“While a good job is the best path out of poverty, there is little reason to believe this bill will increase employment or help anyone attain self-sufficiency,” says Davis. “Taking SNAP benefits from vulnerable Americans only serves to increase hunger.”
Contact: Meredith Jorss, email@example.com
WASHINGTON, DC — Today, U.S. Representative Dusty Johnson (R-SD) and 14 other House members introduced the America Works Act, a bill to tighten work requirements in the Supplemental Nutrition Assistance Program (SNAP). The bill would expand the age bracket of so-called able-bodied adults without dependents, or ABAWDs, from 18-49 to 18-65 and limit states’ ability to request time-limit waivers if there are an insufficient number of jobs to provide unemployment for these individuals. The following is a statement opposing this proposal from Lisa Davis, Senior Vice President of Share Our Strength and its No Kid Hungry campaign.
“This bill is punitive and counterintuitive, and we strongly oppose it. SNAP is one of our nation’s most effective nutrition programs. We should be seeking ways to strengthen and improve the program, not restrict access to it.
“As proposed, the bill fails to account for the myriad factors that drive economic mobility – income and wages, education, and workforce development, among others. While a good job is the best path out of poverty, there is little reason to believe this bill will increase employment or help anyone achieve self-sufficiency. Instead, it will only serve to take food away from vulnerable Americans.

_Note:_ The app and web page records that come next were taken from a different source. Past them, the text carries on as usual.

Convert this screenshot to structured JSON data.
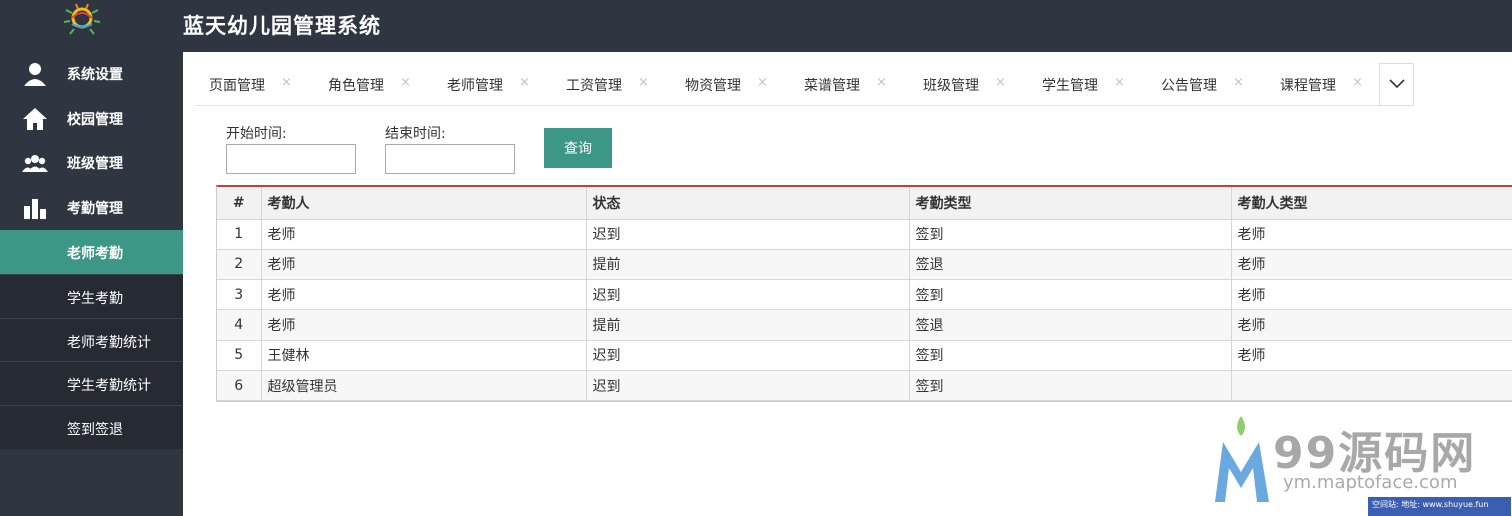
{
  "app": {
    "title": "蓝天幼儿园管理系统"
  },
  "sidebar": {
    "top_items": [
      {
        "label": "系统设置",
        "icon": "user-icon"
      },
      {
        "label": "校园管理",
        "icon": "home-icon"
      },
      {
        "label": "班级管理",
        "icon": "group-icon"
      },
      {
        "label": "考勤管理",
        "icon": "bar-chart-icon"
      }
    ],
    "sub_items": [
      {
        "label": "老师考勤",
        "active": true
      },
      {
        "label": "学生考勤"
      },
      {
        "label": "老师考勤统计"
      },
      {
        "label": "学生考勤统计"
      },
      {
        "label": "签到签退"
      }
    ]
  },
  "tabs": [
    {
      "label": "页面管理",
      "close": "×"
    },
    {
      "label": "角色管理",
      "close": "×"
    },
    {
      "label": "老师管理",
      "close": "×"
    },
    {
      "label": "工资管理",
      "close": "×"
    },
    {
      "label": "物资管理",
      "close": "×"
    },
    {
      "label": "菜谱管理",
      "close": "×"
    },
    {
      "label": "班级管理",
      "close": "×"
    },
    {
      "label": "学生管理",
      "close": "×"
    },
    {
      "label": "公告管理",
      "close": "×"
    },
    {
      "label": "课程管理",
      "close": "×"
    }
  ],
  "filter": {
    "start_label": "开始时间:",
    "end_label": "结束时间:",
    "start_value": "",
    "end_value": "",
    "query_label": "查询"
  },
  "table": {
    "columns": [
      "#",
      "考勤人",
      "状态",
      "考勤类型",
      "考勤人类型"
    ],
    "rows": [
      [
        "1",
        "老师",
        "迟到",
        "签到",
        "老师"
      ],
      [
        "2",
        "老师",
        "提前",
        "签退",
        "老师"
      ],
      [
        "3",
        "老师",
        "迟到",
        "签到",
        "老师"
      ],
      [
        "4",
        "老师",
        "提前",
        "签退",
        "老师"
      ],
      [
        "5",
        "王健林",
        "迟到",
        "签到",
        "老师"
      ],
      [
        "6",
        "超级管理员",
        "迟到",
        "签到",
        ""
      ]
    ]
  },
  "watermark": {
    "brand": "99源码网",
    "url": "ym.maptoface.com",
    "strip": "空间站: 地址: www.shuyue.fun"
  },
  "colors": {
    "header_bg": "#2f3541",
    "active": "#3d9786",
    "table_top_border": "#c4423a"
  }
}
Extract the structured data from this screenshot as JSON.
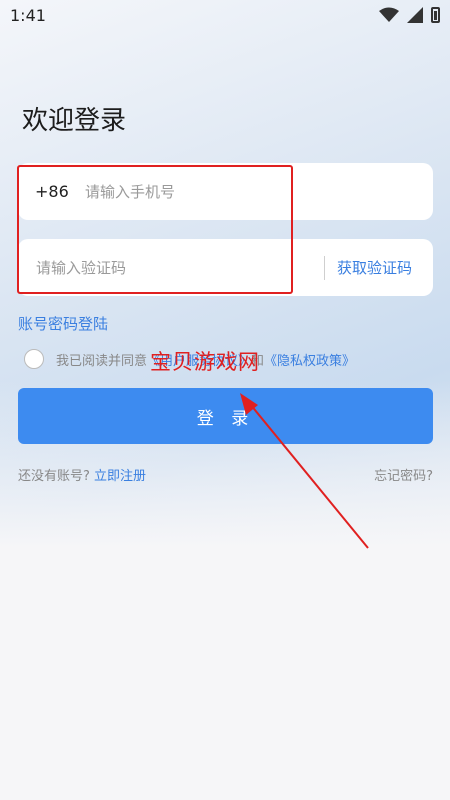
{
  "status_bar": {
    "time": "1:41"
  },
  "page": {
    "title": "欢迎登录"
  },
  "phone_field": {
    "country_code": "+86",
    "placeholder": "请输入手机号",
    "value": ""
  },
  "code_field": {
    "placeholder": "请输入验证码",
    "value": "",
    "get_code_label": "获取验证码"
  },
  "password_login_label": "账号密码登陆",
  "agreement": {
    "prefix": "我已阅读并同意",
    "user_agreement": "《用户服务协议》",
    "and": "和",
    "privacy_policy": "《隐私权政策》",
    "checked": false
  },
  "watermark": "宝贝游戏网",
  "login_button": "登 录",
  "bottom": {
    "no_account": "还没有账号?",
    "register": "立即注册",
    "forgot": "忘记密码?"
  },
  "colors": {
    "accent": "#3d8bf0",
    "link": "#3a7fe0",
    "highlight": "#e02020"
  }
}
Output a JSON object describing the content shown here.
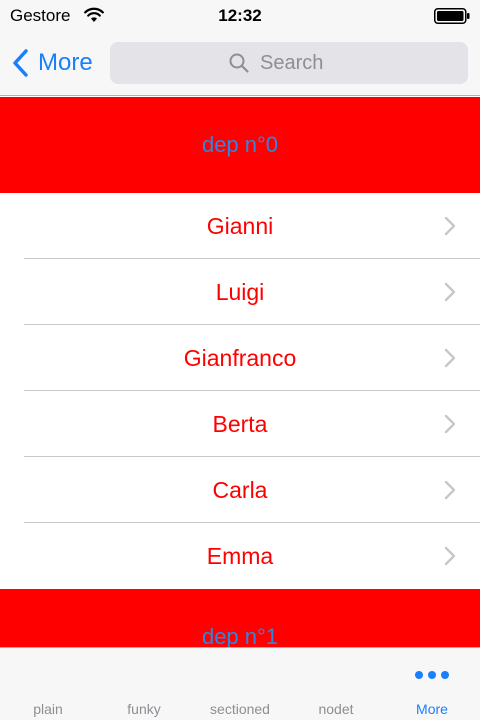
{
  "status_bar": {
    "carrier": "Gestore",
    "time": "12:32"
  },
  "nav": {
    "back_label": "More",
    "search_placeholder": "Search"
  },
  "sections": [
    {
      "header": "dep n°0",
      "rows": [
        "Gianni",
        "Luigi",
        "Gianfranco",
        "Berta",
        "Carla",
        "Emma"
      ]
    },
    {
      "header": "dep n°1",
      "rows": []
    }
  ],
  "tabs": [
    {
      "label": "plain",
      "active": false
    },
    {
      "label": "funky",
      "active": false
    },
    {
      "label": "sectioned",
      "active": false
    },
    {
      "label": "nodet",
      "active": false
    },
    {
      "label": "More",
      "active": true,
      "icon": "more-icon"
    }
  ],
  "colors": {
    "accent": "#1a7ffb",
    "section_bg": "#ff0000",
    "row_text": "#ff0000",
    "header_text": "#2e86e0"
  }
}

“While there is no evidence SNAP creates dependency or disincentives to work, there is a robust body of research reinforcing that a lack of adequate nutrition leads to poorer physical and mental health and higher health care costs.
“This proposal would cause harm to individuals who already face obstacles to work, like a lack of stable housing and access to transportation, and doesn’t take into consideration those with undiagnosed physical or mental limitations.

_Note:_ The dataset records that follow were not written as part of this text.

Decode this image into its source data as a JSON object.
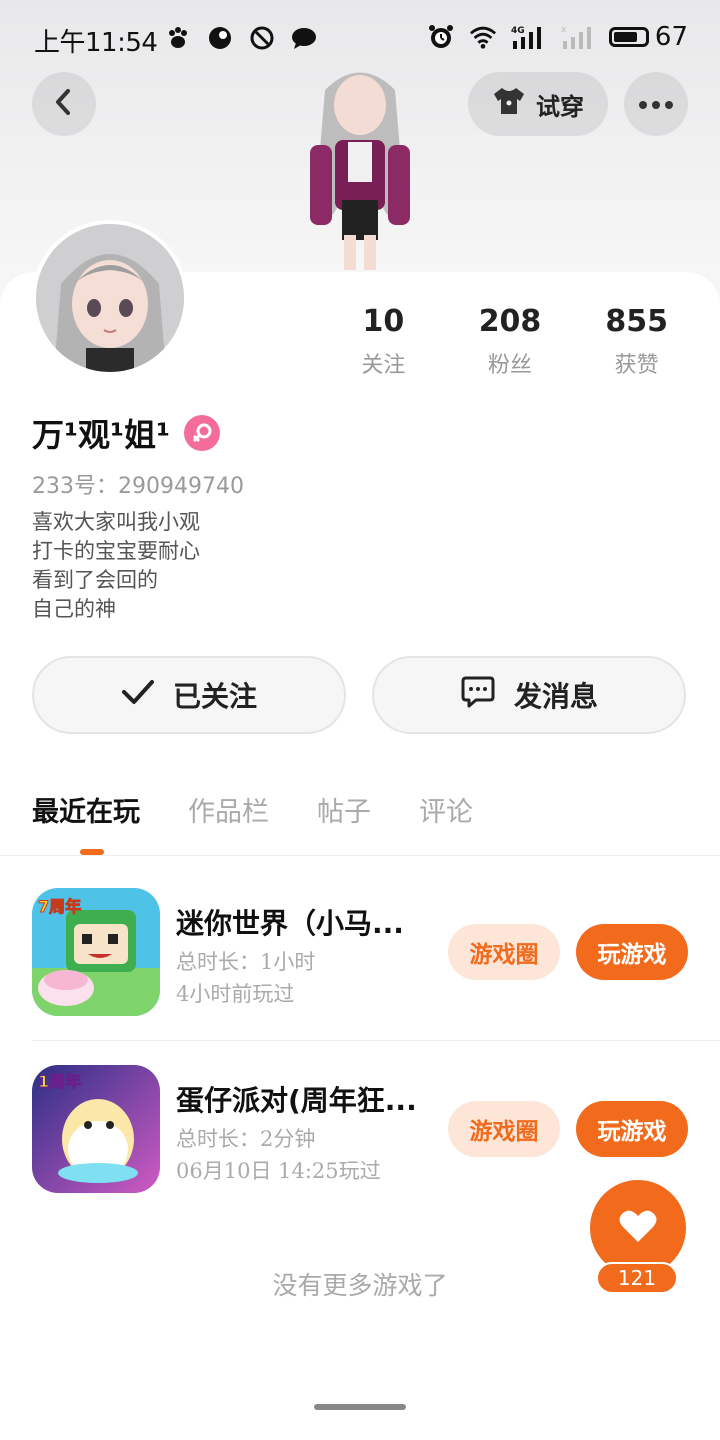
{
  "status_bar": {
    "time": "上午11:54",
    "network": "4G",
    "battery_level": "67"
  },
  "header": {
    "try_on_label": "试穿"
  },
  "profile": {
    "stats": [
      {
        "value": "10",
        "label": "关注"
      },
      {
        "value": "208",
        "label": "粉丝"
      },
      {
        "value": "855",
        "label": "获赞"
      }
    ],
    "name": "万¹观¹姐¹",
    "uid": "233号：290949740",
    "bio": [
      "喜欢大家叫我小观",
      "打卡的宝宝要耐心",
      "看到了会回的",
      "自己的神"
    ],
    "following_label": "已关注",
    "message_label": "发消息"
  },
  "tabs": [
    {
      "label": "最近在玩",
      "active": true
    },
    {
      "label": "作品栏",
      "active": false
    },
    {
      "label": "帖子",
      "active": false
    },
    {
      "label": "评论",
      "active": false
    }
  ],
  "games": [
    {
      "title": "迷你世界（小马...",
      "duration": "总时长：1小时",
      "last_played": "4小时前玩过",
      "icon_badge": "7周年",
      "circle_label": "游戏圈",
      "play_label": "玩游戏"
    },
    {
      "title": "蛋仔派对(周年狂...",
      "duration": "总时长：2分钟",
      "last_played": "06月10日  14:25玩过",
      "icon_badge": "1周年",
      "circle_label": "游戏圈",
      "play_label": "玩游戏"
    }
  ],
  "no_more_text": "没有更多游戏了",
  "like": {
    "count": "121"
  },
  "colors": {
    "accent": "#f26b1d",
    "accent_light": "#fde6d8",
    "gender_badge": "#f46d9a"
  }
}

“Restricting access to critical nutrition programs is especially harmful at a time when food prices remain troublingly high and additional assistance like the SNAP emergency allotments have ended. Averaging about $6 per person per day, SNAP benefits remain low.

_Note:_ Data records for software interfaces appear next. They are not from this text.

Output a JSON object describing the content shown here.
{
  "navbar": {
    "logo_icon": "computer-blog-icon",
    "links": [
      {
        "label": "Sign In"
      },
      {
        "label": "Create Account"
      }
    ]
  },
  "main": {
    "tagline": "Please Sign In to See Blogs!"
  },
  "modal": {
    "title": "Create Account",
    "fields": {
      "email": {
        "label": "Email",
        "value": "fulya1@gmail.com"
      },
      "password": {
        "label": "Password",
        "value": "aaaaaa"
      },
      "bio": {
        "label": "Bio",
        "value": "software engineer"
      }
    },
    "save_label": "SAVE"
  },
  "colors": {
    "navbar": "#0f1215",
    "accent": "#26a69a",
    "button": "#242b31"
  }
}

“We urge Congress to fight for a Farm Bill that protects and strengthens SNAP, rather than restricting access for those who need its benefits.”